Financial services investors face a long summer of hunting for clues about the strength and direction of the economy after last week's interest rate hike by the Federal Reserve.
Data released last week indicated economic strength that, if maintained, would probably lead the central bank to raise rates again at its next monetary policy session eight weeks from today, on Aug 24.
Notably, last Friday the U.S. Labor Department reported that 268,000 new jobs were created in June. That was significantly more than expected, but at the same time the unemployment rate, which is calculated separately, edged upward to 4.3%, from 4.2% in May.
Data on the nonmanufacturing parts of the economy are due today, and on Thursday the latest figures for consumer credit will be released. Many observers think credit rebounded in May after a short-lived slowdown in April.
That would not be surprising, given that consumer confidence recently hit a 30-year high while the personal savings rate in May dropped to a record low of minus-1.2%.
"It will not be easy to persuade such confident people to trim their spending," said Ian Shepherdson of High Frequency Economics in Valhalla, N.Y. Consumer spending is the principal force behind the surge in economic growth that the Fed fears could set off inflation.
As Mr. Shepherdson sees it, Fed officials have raised rates a notch and are waiting to see what happens, "eyeball to eyeball with the nation's voracious consumers. We hope consumers blink first."

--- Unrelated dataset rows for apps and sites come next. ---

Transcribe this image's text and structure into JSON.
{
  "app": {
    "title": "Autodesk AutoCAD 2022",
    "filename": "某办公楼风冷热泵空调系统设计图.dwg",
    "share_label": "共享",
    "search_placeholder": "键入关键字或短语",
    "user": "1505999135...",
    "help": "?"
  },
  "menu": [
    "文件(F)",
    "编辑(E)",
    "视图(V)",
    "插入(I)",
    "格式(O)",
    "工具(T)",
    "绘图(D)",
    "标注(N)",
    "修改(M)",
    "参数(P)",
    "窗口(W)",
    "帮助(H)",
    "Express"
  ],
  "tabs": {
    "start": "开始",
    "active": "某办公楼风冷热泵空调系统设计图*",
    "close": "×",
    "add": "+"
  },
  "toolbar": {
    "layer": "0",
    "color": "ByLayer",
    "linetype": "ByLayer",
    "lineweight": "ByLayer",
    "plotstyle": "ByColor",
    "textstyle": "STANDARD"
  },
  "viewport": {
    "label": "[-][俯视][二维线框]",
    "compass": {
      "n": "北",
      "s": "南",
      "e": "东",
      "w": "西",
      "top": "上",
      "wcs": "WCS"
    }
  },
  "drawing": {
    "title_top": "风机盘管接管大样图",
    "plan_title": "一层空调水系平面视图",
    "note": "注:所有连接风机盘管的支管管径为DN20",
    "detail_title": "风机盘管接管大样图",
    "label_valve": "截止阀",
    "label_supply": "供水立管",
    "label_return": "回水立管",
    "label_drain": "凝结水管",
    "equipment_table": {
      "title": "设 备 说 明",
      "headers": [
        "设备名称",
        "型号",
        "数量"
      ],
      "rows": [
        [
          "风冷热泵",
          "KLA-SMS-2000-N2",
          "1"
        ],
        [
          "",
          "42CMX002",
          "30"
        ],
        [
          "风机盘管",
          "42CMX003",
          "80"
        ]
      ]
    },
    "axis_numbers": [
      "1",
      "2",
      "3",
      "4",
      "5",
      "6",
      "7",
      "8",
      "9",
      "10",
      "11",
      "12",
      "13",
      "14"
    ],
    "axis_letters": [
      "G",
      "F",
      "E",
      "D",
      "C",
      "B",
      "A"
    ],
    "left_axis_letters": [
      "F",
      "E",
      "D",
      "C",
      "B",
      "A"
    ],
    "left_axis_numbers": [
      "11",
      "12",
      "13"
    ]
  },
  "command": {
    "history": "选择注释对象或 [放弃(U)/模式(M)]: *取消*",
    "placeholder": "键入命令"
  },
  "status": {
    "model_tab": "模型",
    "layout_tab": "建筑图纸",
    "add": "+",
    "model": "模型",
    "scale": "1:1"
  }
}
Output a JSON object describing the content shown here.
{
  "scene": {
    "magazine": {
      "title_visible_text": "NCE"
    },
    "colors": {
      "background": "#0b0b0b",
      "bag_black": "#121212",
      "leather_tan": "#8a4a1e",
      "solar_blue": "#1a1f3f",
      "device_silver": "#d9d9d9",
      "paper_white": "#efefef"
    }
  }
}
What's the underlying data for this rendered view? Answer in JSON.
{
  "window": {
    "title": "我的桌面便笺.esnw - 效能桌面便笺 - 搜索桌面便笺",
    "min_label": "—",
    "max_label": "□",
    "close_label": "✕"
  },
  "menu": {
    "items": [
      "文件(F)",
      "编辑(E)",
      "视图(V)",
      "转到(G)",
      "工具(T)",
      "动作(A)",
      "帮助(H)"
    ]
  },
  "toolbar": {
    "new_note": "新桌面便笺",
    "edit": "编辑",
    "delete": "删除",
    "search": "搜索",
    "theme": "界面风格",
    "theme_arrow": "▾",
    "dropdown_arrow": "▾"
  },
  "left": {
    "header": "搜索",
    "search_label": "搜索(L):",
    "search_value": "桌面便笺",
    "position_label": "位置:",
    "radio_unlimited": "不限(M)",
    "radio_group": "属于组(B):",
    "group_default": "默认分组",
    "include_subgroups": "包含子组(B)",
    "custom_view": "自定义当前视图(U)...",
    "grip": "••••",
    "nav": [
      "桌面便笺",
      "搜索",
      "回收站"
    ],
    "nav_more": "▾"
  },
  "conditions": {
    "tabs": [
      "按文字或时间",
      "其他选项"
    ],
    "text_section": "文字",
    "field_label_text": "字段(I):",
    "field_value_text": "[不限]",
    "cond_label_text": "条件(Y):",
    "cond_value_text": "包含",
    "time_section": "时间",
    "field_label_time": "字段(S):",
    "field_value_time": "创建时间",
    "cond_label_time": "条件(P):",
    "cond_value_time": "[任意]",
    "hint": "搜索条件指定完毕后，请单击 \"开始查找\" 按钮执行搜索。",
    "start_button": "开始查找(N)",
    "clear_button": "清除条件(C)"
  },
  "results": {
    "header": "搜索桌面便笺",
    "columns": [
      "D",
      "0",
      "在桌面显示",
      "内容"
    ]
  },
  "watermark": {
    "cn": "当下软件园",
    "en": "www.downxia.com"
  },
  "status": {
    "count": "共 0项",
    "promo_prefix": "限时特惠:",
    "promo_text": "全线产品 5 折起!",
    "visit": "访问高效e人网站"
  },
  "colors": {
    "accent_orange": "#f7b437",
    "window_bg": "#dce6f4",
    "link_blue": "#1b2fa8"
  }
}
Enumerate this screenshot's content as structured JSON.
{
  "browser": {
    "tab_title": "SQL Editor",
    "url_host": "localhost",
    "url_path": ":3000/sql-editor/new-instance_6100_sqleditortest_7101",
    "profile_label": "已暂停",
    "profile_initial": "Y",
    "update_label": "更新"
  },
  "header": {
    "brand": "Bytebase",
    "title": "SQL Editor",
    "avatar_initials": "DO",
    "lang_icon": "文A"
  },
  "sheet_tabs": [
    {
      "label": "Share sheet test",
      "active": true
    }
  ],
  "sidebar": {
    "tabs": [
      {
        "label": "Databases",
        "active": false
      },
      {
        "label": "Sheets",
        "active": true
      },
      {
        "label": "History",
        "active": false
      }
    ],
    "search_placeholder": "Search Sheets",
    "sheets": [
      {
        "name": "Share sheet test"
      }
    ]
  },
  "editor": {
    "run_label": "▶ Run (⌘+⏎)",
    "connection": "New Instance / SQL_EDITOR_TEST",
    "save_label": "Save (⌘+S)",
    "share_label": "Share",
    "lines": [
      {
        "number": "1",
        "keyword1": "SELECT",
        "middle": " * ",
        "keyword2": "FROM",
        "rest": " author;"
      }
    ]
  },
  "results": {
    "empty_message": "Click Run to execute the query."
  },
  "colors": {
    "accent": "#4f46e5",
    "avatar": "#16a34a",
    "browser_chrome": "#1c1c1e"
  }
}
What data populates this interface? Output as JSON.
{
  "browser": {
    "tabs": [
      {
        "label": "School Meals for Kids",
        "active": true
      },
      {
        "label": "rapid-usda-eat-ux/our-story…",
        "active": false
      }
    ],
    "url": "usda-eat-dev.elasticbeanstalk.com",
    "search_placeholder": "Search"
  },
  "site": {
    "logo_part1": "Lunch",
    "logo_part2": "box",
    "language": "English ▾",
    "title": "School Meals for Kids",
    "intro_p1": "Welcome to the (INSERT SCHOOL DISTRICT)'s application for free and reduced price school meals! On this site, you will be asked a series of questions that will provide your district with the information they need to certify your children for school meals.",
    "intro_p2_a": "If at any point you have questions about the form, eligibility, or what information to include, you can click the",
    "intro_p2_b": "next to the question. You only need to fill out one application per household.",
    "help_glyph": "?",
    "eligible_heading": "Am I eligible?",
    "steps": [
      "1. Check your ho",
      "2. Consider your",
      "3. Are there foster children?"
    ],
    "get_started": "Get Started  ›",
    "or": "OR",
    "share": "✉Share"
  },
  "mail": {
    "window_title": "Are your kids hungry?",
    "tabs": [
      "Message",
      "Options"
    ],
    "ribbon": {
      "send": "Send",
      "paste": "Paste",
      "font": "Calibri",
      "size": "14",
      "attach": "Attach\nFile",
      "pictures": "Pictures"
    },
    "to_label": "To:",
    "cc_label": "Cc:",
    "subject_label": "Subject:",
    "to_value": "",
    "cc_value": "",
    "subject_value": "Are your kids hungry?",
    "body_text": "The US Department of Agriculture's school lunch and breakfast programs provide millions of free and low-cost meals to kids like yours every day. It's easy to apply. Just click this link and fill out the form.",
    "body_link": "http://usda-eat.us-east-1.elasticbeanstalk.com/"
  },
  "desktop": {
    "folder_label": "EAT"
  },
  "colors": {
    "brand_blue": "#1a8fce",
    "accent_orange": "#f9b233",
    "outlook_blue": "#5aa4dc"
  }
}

Interest rates and the state of the stock market principally determine the level of consumer confidence, the economist said. In fact, the stock market may have become paramount, "which makes the Fed's task all the more difficult."
With the market assuming such an unprecedented role, the Fed has no real way of knowing what combination of interest rates and stock prices would produce the desired slowing of consumer spending, he said.
Many economists think the Fed is heading toward further rate hikes, despite the central bank's statement that it is no longer leaning toward a tighter policy and has returned to a neutral monetary posture.
"Remember that in 1994 the Fed raised rates five times, including at three successive meetings," Mr. Shepherdson said, "and dropped the tightening bias after each one."
Some observers think the economy's powerful forward momentum may even accelerate through the summer.
"The economy could gain considerable momentum from the personal savings rate falling to 1.5% in the third quarter," said David A. Levy, forecasting director at the Levy Economics Institute of Bard College in Annandale-on- Hudson, N.Y.
If so, "the central bank would be under pressure to aggressively raise rates until either the economy slowed or the stock market fell sharply," he said. "Merely the perception that the Fed was ready to execute multiple rate hikes might severely damage stock prices."
And Mr. Levy asserted that "the stock market is no longer a subplot in this economy. It is the central story.
"The enormous amount of wealth created by the market in just four years has increased personal consumption, home building, nonresidential construction, equipment investment, and employment," he said. "These wealth effects are stronger and more widespread than they appeared just a few months ago."
On the other hand, inflationary pressure, the usual stimulus for higher rates, is hard to find. It was not a major factor in the latest jobs report.
"Wage pressure remains tame," said Stan Shipley, a senior economist at Merrill Lynch & Co. "Hourly wages rose 0.4% for June and were up 3.7% from a year ago, exactly in line with the performance of the past four years."
"Productivity growth has accelerated during the past year," he said, "so unit labor costs, the raw ingredient of inflation, have actually decelerated. At the same time, the capacity utilization rate is only 79.7%.
"It is hard to see where inflation is supposed to come from under those circumstances."